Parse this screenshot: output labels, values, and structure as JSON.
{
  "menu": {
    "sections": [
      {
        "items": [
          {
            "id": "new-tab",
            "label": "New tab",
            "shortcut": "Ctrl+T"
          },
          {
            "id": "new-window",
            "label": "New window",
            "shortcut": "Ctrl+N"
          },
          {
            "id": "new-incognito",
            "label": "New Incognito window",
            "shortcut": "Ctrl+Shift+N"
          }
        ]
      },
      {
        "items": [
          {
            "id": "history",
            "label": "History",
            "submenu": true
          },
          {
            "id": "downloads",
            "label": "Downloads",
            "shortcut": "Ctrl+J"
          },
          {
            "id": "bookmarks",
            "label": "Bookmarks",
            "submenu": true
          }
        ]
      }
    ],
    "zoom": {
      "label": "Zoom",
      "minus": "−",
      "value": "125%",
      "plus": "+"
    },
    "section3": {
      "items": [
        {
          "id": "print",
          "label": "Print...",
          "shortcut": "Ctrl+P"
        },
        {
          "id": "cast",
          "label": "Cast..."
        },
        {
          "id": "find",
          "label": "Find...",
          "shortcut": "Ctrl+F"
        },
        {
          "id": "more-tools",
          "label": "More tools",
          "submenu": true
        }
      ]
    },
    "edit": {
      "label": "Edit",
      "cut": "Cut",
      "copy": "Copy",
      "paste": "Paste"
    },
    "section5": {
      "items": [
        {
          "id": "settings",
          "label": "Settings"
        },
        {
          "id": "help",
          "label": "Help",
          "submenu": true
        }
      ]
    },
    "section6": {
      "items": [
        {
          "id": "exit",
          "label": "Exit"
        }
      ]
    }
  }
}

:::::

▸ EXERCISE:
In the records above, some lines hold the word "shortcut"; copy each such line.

▸ YOUR RESPONSE:
            "shortcut": "Ctrl+T"
            "shortcut": "Ctrl+N"
            "shortcut": "Ctrl+Shift+N"
            "shortcut": "Ctrl+J"
          "shortcut": "Ctrl+P"
          "shortcut": "Ctrl+F"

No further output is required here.